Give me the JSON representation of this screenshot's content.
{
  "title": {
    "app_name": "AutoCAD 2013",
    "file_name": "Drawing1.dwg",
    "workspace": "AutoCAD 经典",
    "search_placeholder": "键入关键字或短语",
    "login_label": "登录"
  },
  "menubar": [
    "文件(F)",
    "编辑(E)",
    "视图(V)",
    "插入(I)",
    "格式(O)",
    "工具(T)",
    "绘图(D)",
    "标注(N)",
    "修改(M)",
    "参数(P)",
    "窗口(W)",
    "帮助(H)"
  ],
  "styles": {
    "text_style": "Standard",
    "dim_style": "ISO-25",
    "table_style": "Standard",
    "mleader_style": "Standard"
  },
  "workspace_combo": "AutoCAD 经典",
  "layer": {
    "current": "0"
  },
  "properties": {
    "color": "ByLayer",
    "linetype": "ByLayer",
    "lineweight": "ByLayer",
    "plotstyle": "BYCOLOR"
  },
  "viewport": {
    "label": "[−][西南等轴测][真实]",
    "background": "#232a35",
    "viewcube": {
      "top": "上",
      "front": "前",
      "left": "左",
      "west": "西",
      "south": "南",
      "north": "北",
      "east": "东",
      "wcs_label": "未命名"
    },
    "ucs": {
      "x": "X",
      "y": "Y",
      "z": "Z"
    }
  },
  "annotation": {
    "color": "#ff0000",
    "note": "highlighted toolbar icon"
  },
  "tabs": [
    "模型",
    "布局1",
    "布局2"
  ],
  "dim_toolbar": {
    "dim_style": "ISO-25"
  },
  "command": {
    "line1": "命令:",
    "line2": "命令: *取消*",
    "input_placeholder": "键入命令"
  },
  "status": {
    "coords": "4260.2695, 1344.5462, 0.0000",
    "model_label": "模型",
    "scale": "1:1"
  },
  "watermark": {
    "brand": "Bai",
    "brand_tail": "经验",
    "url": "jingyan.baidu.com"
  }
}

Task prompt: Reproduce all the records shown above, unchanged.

Written reply:
Give me the JSON representation of this screenshot's content.
{
  "title": {
    "app_name": "AutoCAD 2013",
    "file_name": "Drawing1.dwg",
    "workspace": "AutoCAD 经典",
    "search_placeholder": "键入关键字或短语",
    "login_label": "登录"
  },
  "menubar": [
    "文件(F)",
    "编辑(E)",
    "视图(V)",
    "插入(I)",
    "格式(O)",
    "工具(T)",
    "绘图(D)",
    "标注(N)",
    "修改(M)",
    "参数(P)",
    "窗口(W)",
    "帮助(H)"
  ],
  "styles": {
    "text_style": "Standard",
    "dim_style": "ISO-25",
    "table_style": "Standard",
    "mleader_style": "Standard"
  },
  "workspace_combo": "AutoCAD 经典",
  "layer": {
    "current": "0"
  },
  "properties": {
    "color": "ByLayer",
    "linetype": "ByLayer",
    "lineweight": "ByLayer",
    "plotstyle": "BYCOLOR"
  },
  "viewport": {
    "label": "[−][西南等轴测][真实]",
    "background": "#232a35",
    "viewcube": {
      "top": "上",
      "front": "前",
      "left": "左",
      "west": "西",
      "south": "南",
      "north": "北",
      "east": "东",
      "wcs_label": "未命名"
    },
    "ucs": {
      "x": "X",
      "y": "Y",
      "z": "Z"
    }
  },
  "annotation": {
    "color": "#ff0000",
    "note": "highlighted toolbar icon"
  },
  "tabs": [
    "模型",
    "布局1",
    "布局2"
  ],
  "dim_toolbar": {
    "dim_style": "ISO-25"
  },
  "command": {
    "line1": "命令:",
    "line2": "命令: *取消*",
    "input_placeholder": "键入命令"
  },
  "status": {
    "coords": "4260.2695, 1344.5462, 0.0000",
    "model_label": "模型",
    "scale": "1:1"
  },
  "watermark": {
    "brand": "Bai",
    "brand_tail": "经验",
    "url": "jingyan.baidu.com"
  }
}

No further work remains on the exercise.